Binali Yildirim, the minister in charge of transportation and communications, told state-run TRT television that the injunction allows government telecommunications and information technology authorities to prevent access from Turkey to URL links to the film.
The move came a day after another government minister said Prime Minister Recep Tayyip Erdogan, who heads an Islam-based party, ordered officials to find ways of preventing access to videos of "Innocence of Muslims" movie.
Dozens of people, including the U.S. ambassador to Libya, have been killed in violence linked to protests over the film.
"Henceforth, it will not be shown in our country," said Yildirim, calling the film "disgusting."
"To insult what is sacred, to incite indignation is unacceptable for all religions.

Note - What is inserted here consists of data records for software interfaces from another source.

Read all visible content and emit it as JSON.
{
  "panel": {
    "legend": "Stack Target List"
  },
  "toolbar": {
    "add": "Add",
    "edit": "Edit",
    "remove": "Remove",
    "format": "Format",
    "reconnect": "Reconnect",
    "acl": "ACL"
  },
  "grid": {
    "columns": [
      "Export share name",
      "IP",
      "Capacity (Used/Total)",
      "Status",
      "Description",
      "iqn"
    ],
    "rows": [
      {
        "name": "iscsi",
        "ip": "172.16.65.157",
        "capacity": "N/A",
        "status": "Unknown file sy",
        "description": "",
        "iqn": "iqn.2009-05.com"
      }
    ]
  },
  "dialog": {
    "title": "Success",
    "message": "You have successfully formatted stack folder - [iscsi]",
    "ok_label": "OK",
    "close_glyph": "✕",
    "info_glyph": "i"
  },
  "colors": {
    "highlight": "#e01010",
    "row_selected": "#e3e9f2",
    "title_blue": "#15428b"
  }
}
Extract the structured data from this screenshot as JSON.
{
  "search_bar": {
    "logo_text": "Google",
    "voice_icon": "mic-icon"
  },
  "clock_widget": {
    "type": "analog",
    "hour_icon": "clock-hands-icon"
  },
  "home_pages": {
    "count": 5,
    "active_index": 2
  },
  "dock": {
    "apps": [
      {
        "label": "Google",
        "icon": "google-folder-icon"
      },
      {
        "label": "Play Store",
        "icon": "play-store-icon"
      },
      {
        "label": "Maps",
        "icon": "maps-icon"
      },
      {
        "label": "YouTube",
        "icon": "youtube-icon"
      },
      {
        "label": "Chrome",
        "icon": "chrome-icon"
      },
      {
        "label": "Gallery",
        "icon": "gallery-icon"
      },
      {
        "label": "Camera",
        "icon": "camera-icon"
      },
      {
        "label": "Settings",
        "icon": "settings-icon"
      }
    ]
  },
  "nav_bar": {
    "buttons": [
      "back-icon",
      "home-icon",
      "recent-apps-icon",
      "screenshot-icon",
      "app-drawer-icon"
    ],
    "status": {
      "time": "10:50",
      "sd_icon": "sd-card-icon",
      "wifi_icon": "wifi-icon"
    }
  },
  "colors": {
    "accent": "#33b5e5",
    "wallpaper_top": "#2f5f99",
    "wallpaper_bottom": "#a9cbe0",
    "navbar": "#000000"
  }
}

It is a hate crime and no crime should go unpunished," Yildirim said. His office said Tuesday that the ministry has also asked Google Inc. and YouTube to remove the videos.
Erdogan has criticized Western nations for not taking steps to prevent insults to Islamic values but also has criticized violent protests against the film saying they harm Islam.
Yildirim said the court order is limited to links to the film and that access to websites that carry the links would not be blocked. Turkey banned access to the video sharing site YouTube from 2008 and 2010 because of videos deemed insulting to the country's founder, Mustafa Kemal Ataturk.
Thousands of other websites, most of them pornographic, have also been banned in the country. The government says it is fighting child pornography, illegal gambling and other cybercrimes.